▶ **What to work on**: The lines to find are those in the entries that hold the word "label"; copy every one of them.

▶ **Records provided**:
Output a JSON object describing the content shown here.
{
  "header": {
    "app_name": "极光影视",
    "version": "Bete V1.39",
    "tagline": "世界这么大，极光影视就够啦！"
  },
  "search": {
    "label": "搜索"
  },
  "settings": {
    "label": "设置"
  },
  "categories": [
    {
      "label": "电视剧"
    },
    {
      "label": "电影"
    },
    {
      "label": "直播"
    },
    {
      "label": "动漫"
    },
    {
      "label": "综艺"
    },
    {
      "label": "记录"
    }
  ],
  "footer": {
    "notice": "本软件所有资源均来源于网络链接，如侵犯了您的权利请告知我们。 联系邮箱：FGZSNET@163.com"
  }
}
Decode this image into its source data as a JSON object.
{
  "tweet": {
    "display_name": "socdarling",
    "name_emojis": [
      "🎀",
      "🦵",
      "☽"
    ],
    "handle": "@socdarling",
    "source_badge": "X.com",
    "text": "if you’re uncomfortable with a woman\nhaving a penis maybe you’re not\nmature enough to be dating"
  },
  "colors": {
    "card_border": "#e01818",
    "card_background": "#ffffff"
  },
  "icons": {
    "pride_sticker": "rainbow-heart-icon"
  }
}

▶ **Answer section**:
    "label": "搜索"
    "label": "设置"
      "label": "电视剧"
      "label": "电影"
      "label": "直播"
      "label": "动漫"
      "label": "综艺"
      "label": "记录"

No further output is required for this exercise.